Current available data informing cardiotoxicity surveillance in childhood cancer patients and survivors are largely based on anthracycline-treated children. Furthermore, long-term outcome data are currently based on survivors treated under older pediatric oncology treatment protocols and don’t account for more recent adaptations to anthracycline and radiotherapy dose limitations or cardioprotective therapies. With the development of novel cancer therapies and modern anthracycline dosing strategies, more recently treated cohorts may demonstrate different long-term cardiovascular prognosis.

Recommendation Grading


The information in this patient summary should not be used as a substitute for professional medical care or advice. Contact a health care provider if you have questions about your health.



Multimodality Imaging for Cardiac Surveillance of Cancer Treatment in Children

Authoring Organization

Publication Month/Year

December 1, 2023

Last Updated Month/Year

December 13, 2023

Document Type


Country of Publication


Document Objectives

Guidelines for using noninvasive imaging techniques to monitor cardiac function in adults undergoing cancer treatment are available. Children with cancer, however, require a different imaging approach. Screening and detection strategies in younger children have largely relied on longitudinal monitoring of echocardiographic measures of left ventricle (LV) systolic function, mainly fractional shortening (FS) and ejection fraction (EF). Despite the important role of echocardiography in the follow-up of this patient group, a recent multicenter study indicated that the overall quality of routine pediatric echocardiograms for childhood cancer survivors was not sufficient to reliably assess LV function. This finding highlights the need to develop recommendations for the standardization of echocardiographic functional assessment as applied to pediatric oncology patients.

Inclusion Criteria

Male, Female, Adolescent, Child, Infant

Health Care Settings

Ambulatory, Hospital, Outpatient

Intended Users

Nurse, nurse practitioner, physician, physician assistant


Assessment and screening, Management

Diseases/Conditions (MeSH)

D054849 - Cardiac Electrophysiology

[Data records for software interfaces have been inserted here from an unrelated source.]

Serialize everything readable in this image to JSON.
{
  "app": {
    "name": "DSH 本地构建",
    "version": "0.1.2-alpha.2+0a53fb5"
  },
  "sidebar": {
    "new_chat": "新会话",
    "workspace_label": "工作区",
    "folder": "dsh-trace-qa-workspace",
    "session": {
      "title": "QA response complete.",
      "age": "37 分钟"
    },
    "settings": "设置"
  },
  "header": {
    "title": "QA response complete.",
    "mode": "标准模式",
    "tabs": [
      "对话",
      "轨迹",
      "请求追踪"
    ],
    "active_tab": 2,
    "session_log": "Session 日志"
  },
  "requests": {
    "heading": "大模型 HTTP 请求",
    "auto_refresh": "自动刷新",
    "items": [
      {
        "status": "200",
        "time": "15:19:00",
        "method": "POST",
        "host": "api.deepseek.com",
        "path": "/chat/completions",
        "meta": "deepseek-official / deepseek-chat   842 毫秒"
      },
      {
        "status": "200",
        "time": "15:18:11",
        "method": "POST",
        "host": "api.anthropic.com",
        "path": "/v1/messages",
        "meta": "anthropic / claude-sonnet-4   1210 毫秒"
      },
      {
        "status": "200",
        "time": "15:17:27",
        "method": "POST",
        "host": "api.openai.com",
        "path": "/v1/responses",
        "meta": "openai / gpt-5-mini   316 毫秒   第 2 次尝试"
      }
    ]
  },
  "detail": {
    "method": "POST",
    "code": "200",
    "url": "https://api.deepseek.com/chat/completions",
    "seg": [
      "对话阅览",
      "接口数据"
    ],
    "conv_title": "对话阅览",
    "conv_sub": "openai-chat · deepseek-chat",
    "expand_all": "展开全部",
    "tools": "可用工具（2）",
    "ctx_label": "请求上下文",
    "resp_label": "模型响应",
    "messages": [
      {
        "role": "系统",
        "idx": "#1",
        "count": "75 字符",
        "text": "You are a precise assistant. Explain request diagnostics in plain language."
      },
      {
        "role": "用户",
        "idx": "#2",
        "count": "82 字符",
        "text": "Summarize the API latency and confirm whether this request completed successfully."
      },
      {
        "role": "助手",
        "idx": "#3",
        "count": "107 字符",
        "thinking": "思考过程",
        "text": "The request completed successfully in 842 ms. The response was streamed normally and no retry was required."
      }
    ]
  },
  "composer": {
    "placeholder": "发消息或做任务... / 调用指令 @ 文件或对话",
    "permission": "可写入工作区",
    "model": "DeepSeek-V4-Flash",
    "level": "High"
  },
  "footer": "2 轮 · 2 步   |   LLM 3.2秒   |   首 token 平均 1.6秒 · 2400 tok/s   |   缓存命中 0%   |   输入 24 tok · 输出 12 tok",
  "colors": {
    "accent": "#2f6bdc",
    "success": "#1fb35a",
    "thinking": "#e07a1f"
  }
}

echocardiography, pediatric cancer, cardiac surveillance

Source Citation

Mertens L, Singh G, Armenian S, Chen MH, Dorfman AL, Garg R, Husain N, Joshi V, Leger KJ, Lipshultz SE, Lopez-Mattei J, Narayan HK, Parthiban A, Pignatelli RH, Toro-Salazar O, Wasserman M, Wheatley J. Multimodality Imaging for Cardiac Surveillance of Cancer Treatment in Children: Recommendations From the American Society of Echocardiography. J Am Soc Echocardiogr. 2023 Dec;36(12):1227-1253. doi: 10.1016/j.echo.2023.09.009. PMID: 38043984.